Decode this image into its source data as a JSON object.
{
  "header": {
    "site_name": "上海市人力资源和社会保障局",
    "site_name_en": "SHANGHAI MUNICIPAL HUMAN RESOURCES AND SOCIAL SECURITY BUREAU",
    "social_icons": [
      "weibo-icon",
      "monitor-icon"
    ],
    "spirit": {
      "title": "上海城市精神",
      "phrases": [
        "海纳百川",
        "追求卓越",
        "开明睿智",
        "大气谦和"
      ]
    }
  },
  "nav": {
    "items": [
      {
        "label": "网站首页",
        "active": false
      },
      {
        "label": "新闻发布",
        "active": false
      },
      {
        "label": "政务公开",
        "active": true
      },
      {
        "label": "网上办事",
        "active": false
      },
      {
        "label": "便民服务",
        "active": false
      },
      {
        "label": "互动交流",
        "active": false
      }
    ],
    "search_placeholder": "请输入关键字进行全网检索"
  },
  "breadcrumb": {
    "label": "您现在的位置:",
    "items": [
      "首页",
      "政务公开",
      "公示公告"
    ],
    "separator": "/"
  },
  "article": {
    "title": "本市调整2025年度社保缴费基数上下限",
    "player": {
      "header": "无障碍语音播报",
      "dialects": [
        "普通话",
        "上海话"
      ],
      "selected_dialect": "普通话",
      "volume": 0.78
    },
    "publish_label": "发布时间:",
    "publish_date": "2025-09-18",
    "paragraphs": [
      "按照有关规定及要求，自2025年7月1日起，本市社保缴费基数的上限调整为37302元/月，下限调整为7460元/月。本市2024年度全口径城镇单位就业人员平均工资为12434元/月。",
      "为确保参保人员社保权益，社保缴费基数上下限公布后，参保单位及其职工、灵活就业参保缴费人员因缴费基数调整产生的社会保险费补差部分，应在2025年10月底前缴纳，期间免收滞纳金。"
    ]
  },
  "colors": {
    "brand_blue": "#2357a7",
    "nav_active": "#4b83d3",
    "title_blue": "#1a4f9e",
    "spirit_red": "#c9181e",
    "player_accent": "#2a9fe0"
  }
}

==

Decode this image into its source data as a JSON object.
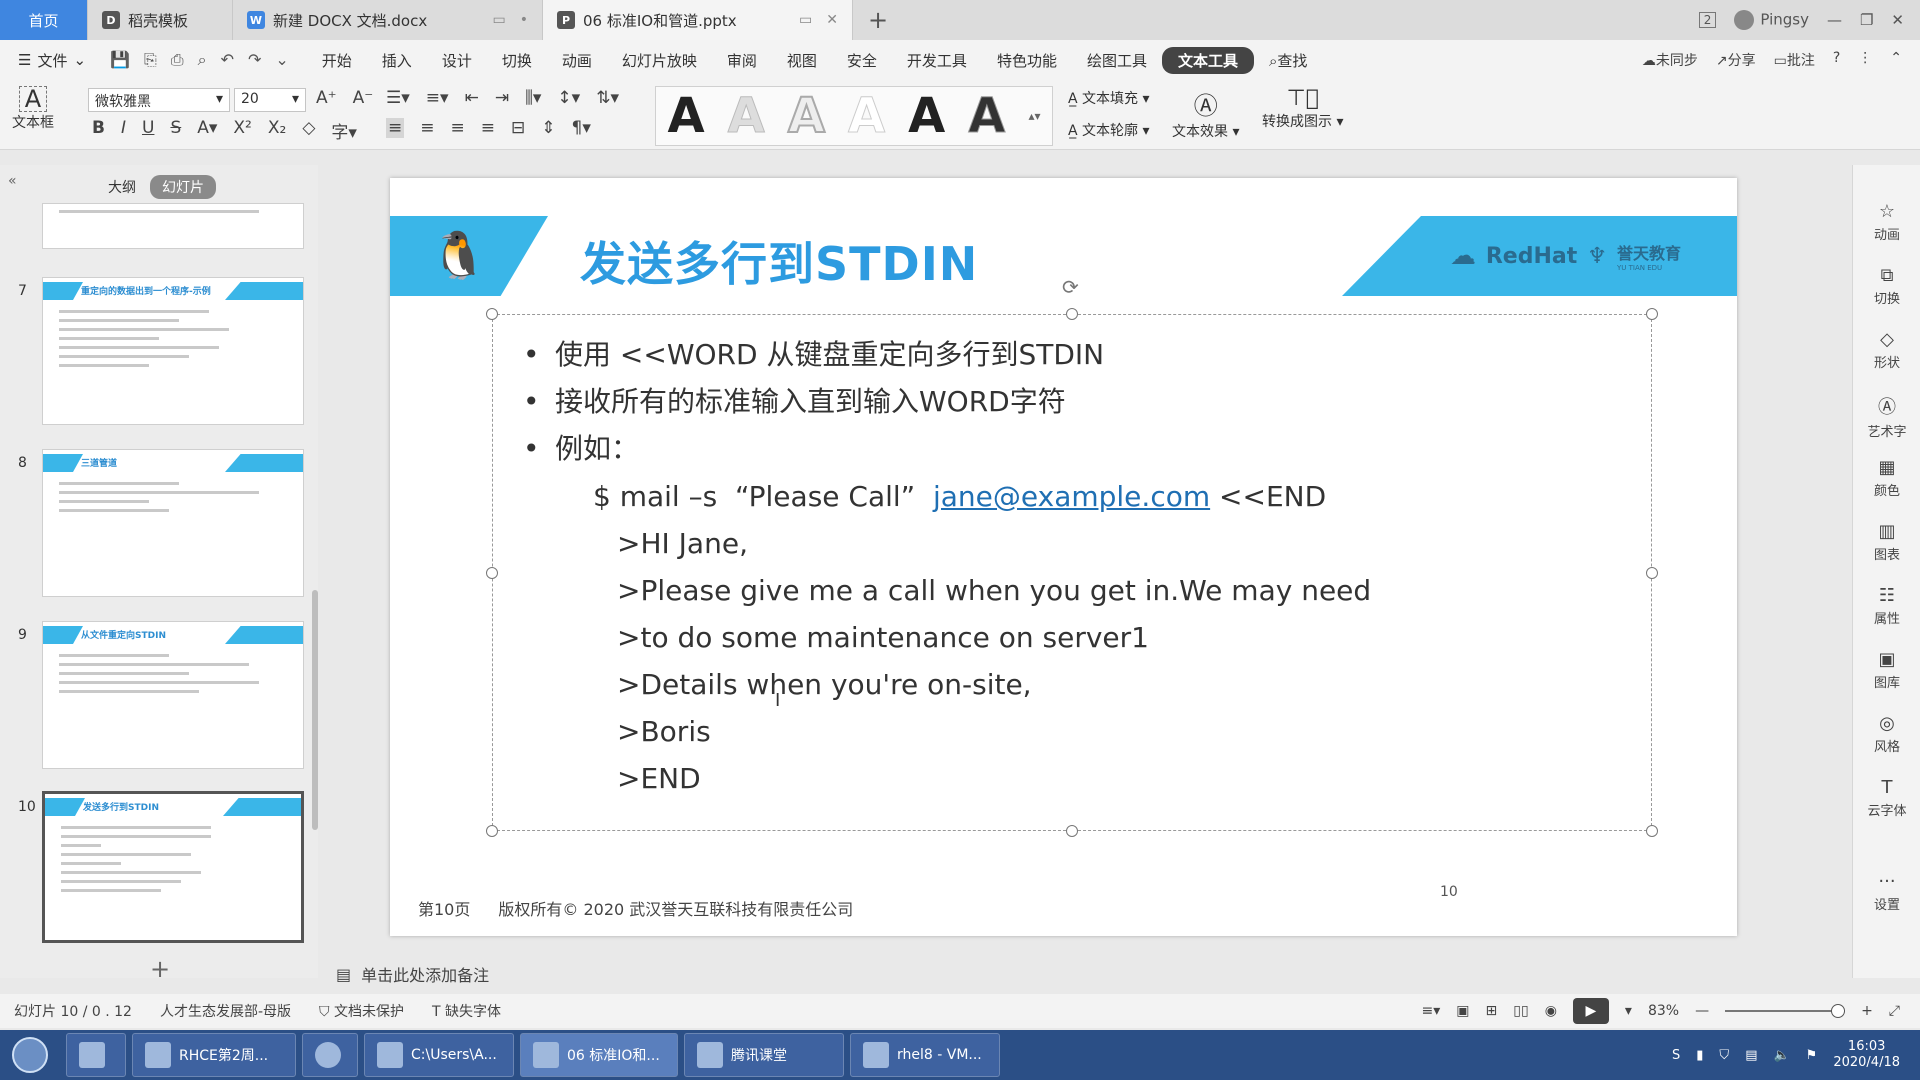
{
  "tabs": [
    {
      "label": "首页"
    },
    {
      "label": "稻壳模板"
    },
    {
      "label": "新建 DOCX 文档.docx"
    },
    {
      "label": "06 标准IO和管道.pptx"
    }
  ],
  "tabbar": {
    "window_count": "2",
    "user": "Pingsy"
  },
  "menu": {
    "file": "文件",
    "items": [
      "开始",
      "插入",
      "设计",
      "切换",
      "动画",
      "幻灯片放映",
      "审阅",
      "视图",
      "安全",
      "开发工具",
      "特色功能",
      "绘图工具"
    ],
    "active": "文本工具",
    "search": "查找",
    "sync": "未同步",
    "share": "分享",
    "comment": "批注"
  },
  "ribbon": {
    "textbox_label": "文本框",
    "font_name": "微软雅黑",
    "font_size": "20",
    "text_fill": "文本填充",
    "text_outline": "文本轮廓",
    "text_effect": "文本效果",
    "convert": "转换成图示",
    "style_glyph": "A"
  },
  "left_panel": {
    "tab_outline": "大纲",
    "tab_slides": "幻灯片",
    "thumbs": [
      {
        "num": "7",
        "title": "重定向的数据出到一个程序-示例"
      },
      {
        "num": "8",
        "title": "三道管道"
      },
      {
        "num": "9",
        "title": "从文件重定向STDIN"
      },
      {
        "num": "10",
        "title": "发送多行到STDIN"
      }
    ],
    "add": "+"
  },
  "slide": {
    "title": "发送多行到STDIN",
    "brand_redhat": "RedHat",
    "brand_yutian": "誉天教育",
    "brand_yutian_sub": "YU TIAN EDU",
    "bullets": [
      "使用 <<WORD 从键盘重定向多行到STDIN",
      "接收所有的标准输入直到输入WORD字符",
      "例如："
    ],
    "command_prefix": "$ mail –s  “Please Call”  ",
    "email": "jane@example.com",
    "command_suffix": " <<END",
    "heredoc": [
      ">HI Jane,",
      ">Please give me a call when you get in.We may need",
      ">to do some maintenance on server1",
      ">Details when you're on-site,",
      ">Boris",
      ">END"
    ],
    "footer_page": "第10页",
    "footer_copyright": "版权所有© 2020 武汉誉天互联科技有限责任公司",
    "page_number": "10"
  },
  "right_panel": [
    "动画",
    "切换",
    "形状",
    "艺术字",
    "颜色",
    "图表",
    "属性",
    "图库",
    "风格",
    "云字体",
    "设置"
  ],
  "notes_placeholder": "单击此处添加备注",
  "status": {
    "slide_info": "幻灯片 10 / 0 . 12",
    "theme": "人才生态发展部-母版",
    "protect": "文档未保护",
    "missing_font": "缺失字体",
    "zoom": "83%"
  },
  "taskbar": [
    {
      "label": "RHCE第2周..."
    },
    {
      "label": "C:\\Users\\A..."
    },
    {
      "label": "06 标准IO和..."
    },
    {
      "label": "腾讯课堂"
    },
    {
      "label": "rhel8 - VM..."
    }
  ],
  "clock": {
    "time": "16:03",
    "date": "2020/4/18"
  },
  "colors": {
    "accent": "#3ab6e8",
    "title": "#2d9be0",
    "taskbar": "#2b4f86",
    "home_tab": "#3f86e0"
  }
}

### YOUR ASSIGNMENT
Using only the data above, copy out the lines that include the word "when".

### EXPECTED ANSWER
      ">Please give me a call when you get in.We may need",
      ">Details when you're on-site,",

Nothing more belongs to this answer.